Last week, a WSJ columnist asked why pharmaceutical firms do such a poor job of choosing names. Because Dupixent shrinks nasal polyps, “No More Polyps” would have been catchier. And, as for generics like Bupropion or Lisinopril, their names are even worse.
He made naming sound simple. But there is much more.
New Product Names
For new drug names, the FDA is especially worried about mix-ups. They want to be sure that a name’s sound or appearance is not similar to others. They have people write the name, they do computer searches and simulation studies. As they describe it, they want to be sure that the drug is accurately procured and prescribed. Also, it has to be “prepared, dispensed, and administered.” An “overly fanciful” name would be unacceptable. Spelling and pronunciation make a difference. You can see why the regulatory name approval process can take two years and why we wound up with Dupixent.

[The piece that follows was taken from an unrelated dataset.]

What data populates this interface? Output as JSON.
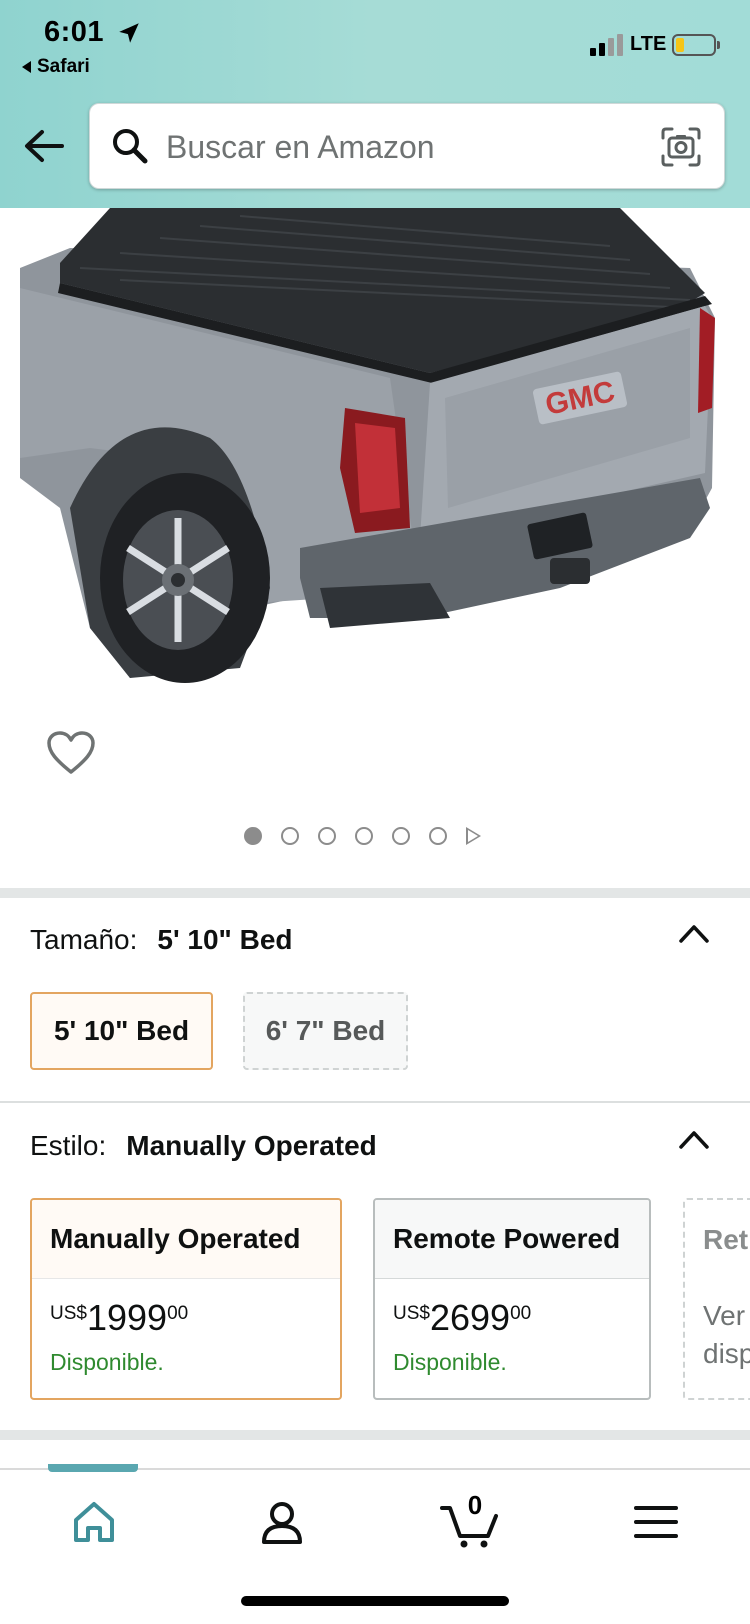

Golf Balls and Dogs
Somewhat different, we have other criteria with everyday products and pets.
According to recent research, control is another consideration. When consumers need to control something like a golf ball, they prefer the balls with easy-to-pronounce names, Somewhat similarly, the people who wanted a city-suited dog, perhaps for an apartment, selected the simpler name. Those, though, in the countryside who preferred a feistier pet did not like the easy-to-pronounce name as much.
Our Bottom Line: Behavioral Economics
During the past 20 years, we have increasingly come to recognize that there is lots more to demand than price. Yes, we still have the law of demand that proclaims the inverse connection between price and quantity. To that though, we need to add what behavioral economists tell us. Looking at our incentives, we see that the rational side of economics is a bit messier.
My sources and more: To start, I recommend taking a look at this WSJ column. From there, this second WSJ article came in handy as did the academic paper to which it linked. Then, finally, I’ve excerpted a paragraph from a past econlife about the FDA’s drug name approvals.